Back inside, the pairing of familiar/strange underlies the visual conversation between an emblematic architectural form and a performance that relies on impermanence and the illogical.
Flavio Favelli’s La Cupola (2013) is designed to remind one of the dome of the basilica of St. Peter’s in Rome, an architectural reference also known from its use in secular contexts, such as outdoor pavilions. This is rendered in a fairly large scale in sheet metal, wood and glass, and filling one side of the airy hall in which it is shown. It is so familiar that it almost does not invite examination, especially as seen paired with Marcello Maloberti’s La voglia matta (the craving), 2013. In this piece, atop a marble monolith at center, four young people in everyday clothing solemnly raise and lower beach towels with a gaudy sunset printed on them. They also display the towel’s reverse, covered in a shimmering silver. Around them a few dozen other young people, also casually dressed, hold up peculiar one-legged tables, to which they are connected by studded black belts. They are apparently allowed to take breaks, as a few of the tables lie on the ground. Some of the tables are mirrored, and some have melons on top of them. Many are also mounted with simple, geometric wooden sculptural forms. The performers are quiet: staring, sometimes yawning, sometimes revealing the physical strain of turning humans into living sculpture.

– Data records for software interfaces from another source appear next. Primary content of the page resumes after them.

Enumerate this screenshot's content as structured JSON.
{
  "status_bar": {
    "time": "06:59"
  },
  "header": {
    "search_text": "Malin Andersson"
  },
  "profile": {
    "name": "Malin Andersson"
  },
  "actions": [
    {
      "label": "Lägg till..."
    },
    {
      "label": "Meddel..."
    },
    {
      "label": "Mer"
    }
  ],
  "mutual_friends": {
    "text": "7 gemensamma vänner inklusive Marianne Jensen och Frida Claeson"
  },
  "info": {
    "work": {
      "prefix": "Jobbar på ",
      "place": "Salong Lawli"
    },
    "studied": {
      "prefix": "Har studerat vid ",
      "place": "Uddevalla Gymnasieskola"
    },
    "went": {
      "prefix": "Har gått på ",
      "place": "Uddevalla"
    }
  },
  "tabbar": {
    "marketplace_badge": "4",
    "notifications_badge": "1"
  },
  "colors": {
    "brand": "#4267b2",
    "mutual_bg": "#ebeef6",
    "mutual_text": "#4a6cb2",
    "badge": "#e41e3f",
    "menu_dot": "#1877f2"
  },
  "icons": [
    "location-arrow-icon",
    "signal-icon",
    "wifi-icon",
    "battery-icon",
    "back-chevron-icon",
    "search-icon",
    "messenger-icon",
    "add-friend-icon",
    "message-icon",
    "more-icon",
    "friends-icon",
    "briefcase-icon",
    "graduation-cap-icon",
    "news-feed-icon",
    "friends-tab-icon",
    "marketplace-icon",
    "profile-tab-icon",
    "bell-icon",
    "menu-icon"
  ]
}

The following room is marked by the pairing of sound and silence. Neither is in fact silent. In Massimo Bartolini’s Due (2013), a bronze casting of rubble atop an existing ramp, designed by Franco Purini, visitors are invited to climb the uneven path; they giggle and slip on the rocky pavement. Next door, definitely the louder of the two, Francesca Grilli’s Fe2O3, Ossido ferrica (2013) consists of a large slab of iron on which water drips from the ceiling. The pace of the drip can be determined by a performer, who sings into a microphone, suspended from the ceiling; her voice triggers an increase in the rapidity of the flow. A reddish-orange stain appears on the iron slab as it decays, almost suggestively figurative. The rust glistens, alive.
The show’s pairings create a fruitful symbiosis, a theater for thought, or, as Pietromarchi says in his curatorial essay, art in which “landscape becomes the stage, historic performance, opera theater and well-known imaginary history.”